FLAC3D Theory and Background • Interfaces

# Modeling Guidelines

## Troubleshooting

The geometry of the model should be checked after the grid has been generated and the interface elements added, but before the grid is modified to bring the faces into contact. The “zone” plot item should be combined with the “interface” plot item, given with a different color, to show that interface elements have been placed on the right surfaces.

After the two sides of the interface have been brought into contact, execute a model step 0 command to calculate contact locations. The zone interface i list information command should be given to list the target faces for all nodes in contact on interface i, along with the weighting factors for distribution of forces to the target face. During the calculation process, the “interface” plot item colored by normal stress or shear stress can be used to monitor the development of shear and normal stresses along the interface. Note that interface property values will default to zero if not given. For example, zero normal stresses may indicate that the normal stiffness was not specified.

## Initial Stresses

Interface stresses will not be initialized automatically when stresses are initialized in the grid (with the initialize-stresses keyword). The zone interface node initialize-stresses commands can be used to initialize the interface normal stress and shear stress vector components. Alternatively, the model containing interfaces can be stepped to an initial equilibrium state; displacements may be set to zero after the initial state is reached.

## Interface Corners

Pay special attention to interfaces that will result in sharp corners (see Figure 1). The interface node at the corner has a representative area that is twice the value that is actually in contact. If only the bottom surface is to come into contact (as indicated in the figure), then only that surface should have interface elements applied. If both surfaces will come into contact, two separate interfaces should be specified.

Figure 1: Effective area at an interface corner.

There is a separate problem for interior corners (see Figure 2). In this case, the interface elements could be placed either on side A (facing into the corner) or side B (facing away from the corner). If the elements are placed on side A, then the corner node will move into an area that is not “behind” the faces on either side, and a contact will not be detected. Instead, the interface elements should be placed on side B. Additionally, two different interfaces should be created for the two edges of the corner, as described in Figure 1.

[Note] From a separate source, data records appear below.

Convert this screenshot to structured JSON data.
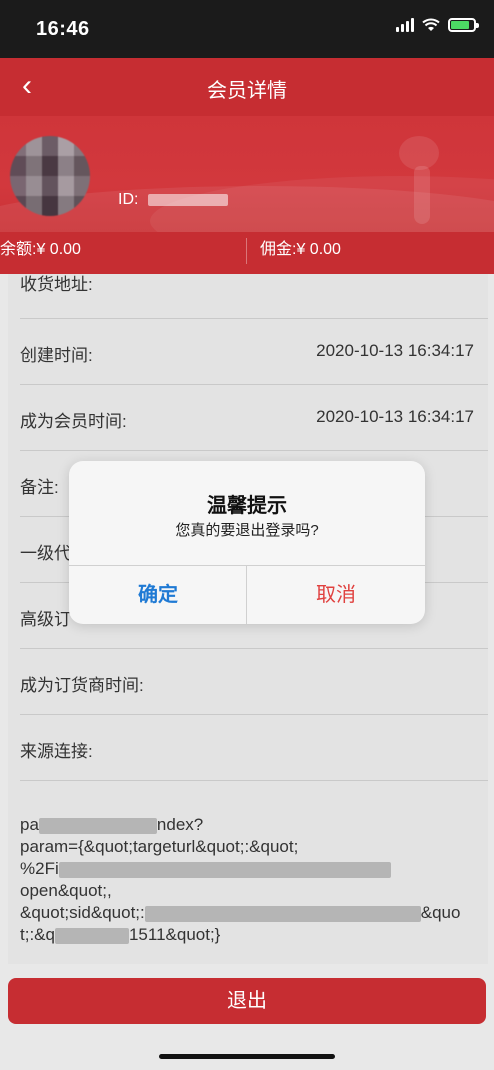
{
  "status_bar": {
    "time": "16:46"
  },
  "nav": {
    "back_label": "‹",
    "title": "会员详情"
  },
  "profile": {
    "id_label": "ID:"
  },
  "balance": {
    "balance_text": "余额:¥ 0.00",
    "commission_text": "佣金:¥ 0.00"
  },
  "fields": [
    {
      "label": "收货地址:",
      "value": ""
    },
    {
      "label": "创建时间:",
      "value": "2020-10-13 16:34:17"
    },
    {
      "label": "成为会员时间:",
      "value": "2020-10-13 16:34:17"
    },
    {
      "label": "备注:",
      "value": ""
    },
    {
      "label": "一级代",
      "value": ""
    },
    {
      "label": "高级订",
      "value": ""
    },
    {
      "label": "成为订货商时间:",
      "value": ""
    },
    {
      "label": "来源连接:",
      "value": ""
    }
  ],
  "source_link": {
    "line1_a": "pa",
    "line1_b": "ndex?",
    "line2": "param={&quot;targeturl&quot;:&quot;",
    "line3_a": "%2Fi",
    "line3_b": "open&quot;,",
    "line4_a": "&quot;sid&quot;:",
    "line4_b": "&quo",
    "line5_a": "t;:&q",
    "line5_b": "1511&quot;}"
  },
  "dialog": {
    "title": "温馨提示",
    "message": "您真的要退出登录吗?",
    "ok_label": "确定",
    "cancel_label": "取消"
  },
  "logout_label": "退出",
  "colors": {
    "brand_red": "#c62d32",
    "ok_blue": "#1f7ad4",
    "cancel_red": "#e0413f"
  }
}
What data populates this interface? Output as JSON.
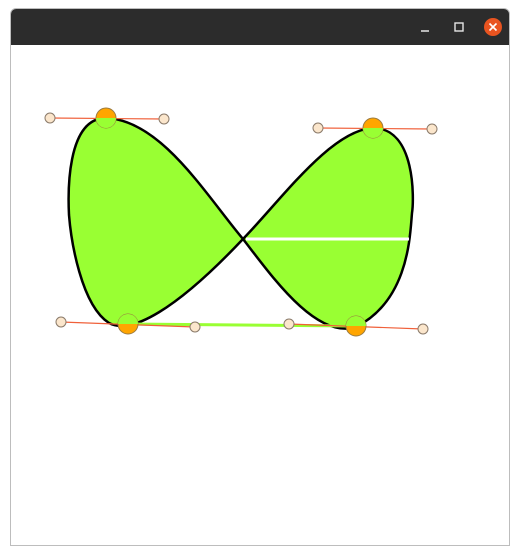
{
  "window": {
    "title": ""
  },
  "controls": {
    "minimize_icon": "minimize-icon",
    "maximize_icon": "maximize-icon",
    "close_icon": "close-icon"
  },
  "colors": {
    "titlebar": "#2c2c2c",
    "shape_fill": "#99ff33",
    "shape_stroke": "#000000",
    "anchor_fill": "#ffa500",
    "anchor_overlay": "#99ff33",
    "handle_fill": "#fbe6cc",
    "handle_line": "#f0603a",
    "segment_highlight": "#99ff33",
    "close_button": "#e95420"
  }
}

Figure 2: Interface at an interior corner.

## Overlapping Interfaces

Interface nodes can only register contact with one face at a time. This can cause problems in the areas of multiple intersecting interfaces (see Figure 3). Interface node A on the bottom surface will register contact with either target face b or face c. The order in which the interfaces are specified, or the effect of rounding off, determines this. This means that either gridpoint B or C will not register an appropriate contact and resisting force, causing arching at the interface connection. One solution is to declare two interfaces facing each other, each with half the stiffness and strength of the whole; another is to increase the number of interface nodes in that area. Either of these solutions will reduce the problem, but may not eliminate it.

Figure 3: Intersection of overlapping interfaces.

## Interfaces and Fluid Flow

The complete interaction of a fluid with an interface is not modeled. Fluid may flow across an interface in the normal direction without resistance, provided that the two surfaces are in contact; flow within the interface (in the parallel direction) is not modeled. The zone interface i permeability = on/off command can be used to turn this option on or off in interface i (the default is on). If model configure fluid is invoked, changing the interface element size by specifying the maximum-edge keyword with the zone interface element command will automatically make the interface impermeable, even if the keyword permeability = on has been issued. Do not specify maximum-edge if flow across the interface is desired.

The fluid pressure at interface nodes may be used to determine the effective stress for the purpose of computing slip or tensile failure conditions, but the fluid does not exert any mechanical force on the sides of the interface. The zone interface i effective = on/off command may be used to work in effective or total stress, respectively, for interface i (the default is on). There is no coupling between joint movement and volume changes in the fluid.

## Interfaces and Changing Interacting Objects in Small Strain

Interfaces operating in small-strain mode derive their forces from a comparison of “virtual positions” of the two interacting faces, where a virtual position of a point is the original coordinate of the point plus the accumulated displacement (displacement-small) to date. If one contacting object is removed (e.g., backfill within a tunnel), and another substituted (e.g., a liner is installed) using the same interface, then large initial stresses may appear because the two sides of the interface appear to interpenetrate, because the virtual position of the old object has changed with respect to the specified position of the new object.

The stored displacements associated with a particular interface n may be multiplied by a factor v, using the keyword displacement-small combined with the zone interface node command. Normally, this factor will be zero, thus restoring the virtual positions of the faces making up the interface “host” to their original locations. In this case, a new interacting object will not cause initial stresses to be generated when its coordinates match the original coordinates of the interface host faces. However, it is possible to give v a nonzero value, in order to simulate an initial lack-of-fit between the two contacting objects.